Each record is to be copied exactly as written.

→ Data records
= Beginning of Section =

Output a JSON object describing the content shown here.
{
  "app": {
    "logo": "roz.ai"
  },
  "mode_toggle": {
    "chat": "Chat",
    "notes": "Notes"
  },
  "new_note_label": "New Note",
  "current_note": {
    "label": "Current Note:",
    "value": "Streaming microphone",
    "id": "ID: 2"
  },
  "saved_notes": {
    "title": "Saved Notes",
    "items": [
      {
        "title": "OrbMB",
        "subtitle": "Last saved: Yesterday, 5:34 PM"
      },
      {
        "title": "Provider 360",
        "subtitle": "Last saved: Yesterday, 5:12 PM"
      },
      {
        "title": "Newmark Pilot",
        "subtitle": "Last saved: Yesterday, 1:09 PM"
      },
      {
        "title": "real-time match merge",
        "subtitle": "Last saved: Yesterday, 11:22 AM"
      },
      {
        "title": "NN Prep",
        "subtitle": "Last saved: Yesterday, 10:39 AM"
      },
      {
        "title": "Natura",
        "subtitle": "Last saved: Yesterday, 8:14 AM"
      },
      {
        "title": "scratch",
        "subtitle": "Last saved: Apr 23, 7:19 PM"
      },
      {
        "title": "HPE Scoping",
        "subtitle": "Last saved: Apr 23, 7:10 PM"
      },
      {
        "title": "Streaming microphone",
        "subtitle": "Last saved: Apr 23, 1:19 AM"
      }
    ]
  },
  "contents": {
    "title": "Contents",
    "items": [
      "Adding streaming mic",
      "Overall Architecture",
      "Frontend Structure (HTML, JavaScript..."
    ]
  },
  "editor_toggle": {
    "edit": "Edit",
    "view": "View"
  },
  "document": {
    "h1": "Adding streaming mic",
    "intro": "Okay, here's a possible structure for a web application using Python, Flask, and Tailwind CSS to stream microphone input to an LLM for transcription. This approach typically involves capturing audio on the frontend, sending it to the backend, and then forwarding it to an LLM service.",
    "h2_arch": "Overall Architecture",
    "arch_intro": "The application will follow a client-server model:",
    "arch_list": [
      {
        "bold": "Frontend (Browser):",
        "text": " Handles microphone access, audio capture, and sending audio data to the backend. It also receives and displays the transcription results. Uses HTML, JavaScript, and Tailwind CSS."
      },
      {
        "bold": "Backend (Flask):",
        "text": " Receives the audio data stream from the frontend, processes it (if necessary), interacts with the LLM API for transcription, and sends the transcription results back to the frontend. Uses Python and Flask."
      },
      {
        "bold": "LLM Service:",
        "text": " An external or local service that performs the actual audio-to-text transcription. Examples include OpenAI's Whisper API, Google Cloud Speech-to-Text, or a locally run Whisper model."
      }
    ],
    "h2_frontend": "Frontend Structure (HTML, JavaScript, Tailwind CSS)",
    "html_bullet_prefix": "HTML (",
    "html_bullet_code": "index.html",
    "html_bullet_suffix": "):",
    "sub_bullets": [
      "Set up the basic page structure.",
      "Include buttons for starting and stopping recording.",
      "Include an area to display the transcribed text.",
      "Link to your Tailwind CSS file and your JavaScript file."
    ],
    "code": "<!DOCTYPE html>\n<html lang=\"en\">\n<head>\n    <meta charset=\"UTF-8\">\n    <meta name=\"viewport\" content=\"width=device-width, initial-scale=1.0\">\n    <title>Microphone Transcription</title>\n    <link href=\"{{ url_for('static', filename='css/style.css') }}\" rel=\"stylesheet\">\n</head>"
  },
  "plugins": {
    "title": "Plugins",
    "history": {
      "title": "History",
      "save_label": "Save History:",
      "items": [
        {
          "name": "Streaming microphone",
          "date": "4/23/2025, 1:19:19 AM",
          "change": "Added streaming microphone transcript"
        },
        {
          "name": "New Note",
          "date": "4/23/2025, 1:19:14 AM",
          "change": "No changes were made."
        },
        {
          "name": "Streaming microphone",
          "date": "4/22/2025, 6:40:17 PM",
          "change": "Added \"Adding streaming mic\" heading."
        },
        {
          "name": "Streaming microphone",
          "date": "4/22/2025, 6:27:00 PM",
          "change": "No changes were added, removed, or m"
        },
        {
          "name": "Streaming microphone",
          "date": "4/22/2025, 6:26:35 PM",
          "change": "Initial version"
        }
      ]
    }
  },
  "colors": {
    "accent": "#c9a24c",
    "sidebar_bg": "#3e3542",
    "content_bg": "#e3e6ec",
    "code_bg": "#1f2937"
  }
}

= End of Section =

→ Solution to the exercise
Output a JSON object describing the content shown here.
{
  "app": {
    "logo": "roz.ai"
  },
  "mode_toggle": {
    "chat": "Chat",
    "notes": "Notes"
  },
  "new_note_label": "New Note",
  "current_note": {
    "label": "Current Note:",
    "value": "Streaming microphone",
    "id": "ID: 2"
  },
  "saved_notes": {
    "title": "Saved Notes",
    "items": [
      {
        "title": "OrbMB",
        "subtitle": "Last saved: Yesterday, 5:34 PM"
      },
      {
        "title": "Provider 360",
        "subtitle": "Last saved: Yesterday, 5:12 PM"
      },
      {
        "title": "Newmark Pilot",
        "subtitle": "Last saved: Yesterday, 1:09 PM"
      },
      {
        "title": "real-time match merge",
        "subtitle": "Last saved: Yesterday, 11:22 AM"
      },
      {
        "title": "NN Prep",
        "subtitle": "Last saved: Yesterday, 10:39 AM"
      },
      {
        "title": "Natura",
        "subtitle": "Last saved: Yesterday, 8:14 AM"
      },
      {
        "title": "scratch",
        "subtitle": "Last saved: Apr 23, 7:19 PM"
      },
      {
        "title": "HPE Scoping",
        "subtitle": "Last saved: Apr 23, 7:10 PM"
      },
      {
        "title": "Streaming microphone",
        "subtitle": "Last saved: Apr 23, 1:19 AM"
      }
    ]
  },
  "contents": {
    "title": "Contents",
    "items": [
      "Adding streaming mic",
      "Overall Architecture",
      "Frontend Structure (HTML, JavaScript..."
    ]
  },
  "editor_toggle": {
    "edit": "Edit",
    "view": "View"
  },
  "document": {
    "h1": "Adding streaming mic",
    "intro": "Okay, here's a possible structure for a web application using Python, Flask, and Tailwind CSS to stream microphone input to an LLM for transcription. This approach typically involves capturing audio on the frontend, sending it to the backend, and then forwarding it to an LLM service.",
    "h2_arch": "Overall Architecture",
    "arch_intro": "The application will follow a client-server model:",
    "arch_list": [
      {
        "bold": "Frontend (Browser):",
        "text": " Handles microphone access, audio capture, and sending audio data to the backend. It also receives and displays the transcription results. Uses HTML, JavaScript, and Tailwind CSS."
      },
      {
        "bold": "Backend (Flask):",
        "text": " Receives the audio data stream from the frontend, processes it (if necessary), interacts with the LLM API for transcription, and sends the transcription results back to the frontend. Uses Python and Flask."
      },
      {
        "bold": "LLM Service:",
        "text": " An external or local service that performs the actual audio-to-text transcription. Examples include OpenAI's Whisper API, Google Cloud Speech-to-Text, or a locally run Whisper model."
      }
    ],
    "h2_frontend": "Frontend Structure (HTML, JavaScript, Tailwind CSS)",
    "html_bullet_prefix": "HTML (",
    "html_bullet_code": "index.html",
    "html_bullet_suffix": "):",
    "sub_bullets": [
      "Set up the basic page structure.",
      "Include buttons for starting and stopping recording.",
      "Include an area to display the transcribed text.",
      "Link to your Tailwind CSS file and your JavaScript file."
    ],
    "code": "<!DOCTYPE html>\n<html lang=\"en\">\n<head>\n    <meta charset=\"UTF-8\">\n    <meta name=\"viewport\" content=\"width=device-width, initial-scale=1.0\">\n    <title>Microphone Transcription</title>\n    <link href=\"{{ url_for('static', filename='css/style.css') }}\" rel=\"stylesheet\">\n</head>"
  },
  "plugins": {
    "title": "Plugins",
    "history": {
      "title": "History",
      "save_label": "Save History:",
      "items": [
        {
          "name": "Streaming microphone",
          "date": "4/23/2025, 1:19:19 AM",
          "change": "Added streaming microphone transcript"
        },
        {
          "name": "New Note",
          "date": "4/23/2025, 1:19:14 AM",
          "change": "No changes were made."
        },
        {
          "name": "Streaming microphone",
          "date": "4/22/2025, 6:40:17 PM",
          "change": "Added \"Adding streaming mic\" heading."
        },
        {
          "name": "Streaming microphone",
          "date": "4/22/2025, 6:27:00 PM",
          "change": "No changes were added, removed, or m"
        },
        {
          "name": "Streaming microphone",
          "date": "4/22/2025, 6:26:35 PM",
          "change": "Initial version"
        }
      ]
    }
  },
  "colors": {
    "accent": "#c9a24c",
    "sidebar_bg": "#3e3542",
    "content_bg": "#e3e6ec",
    "code_bg": "#1f2937"
  }
}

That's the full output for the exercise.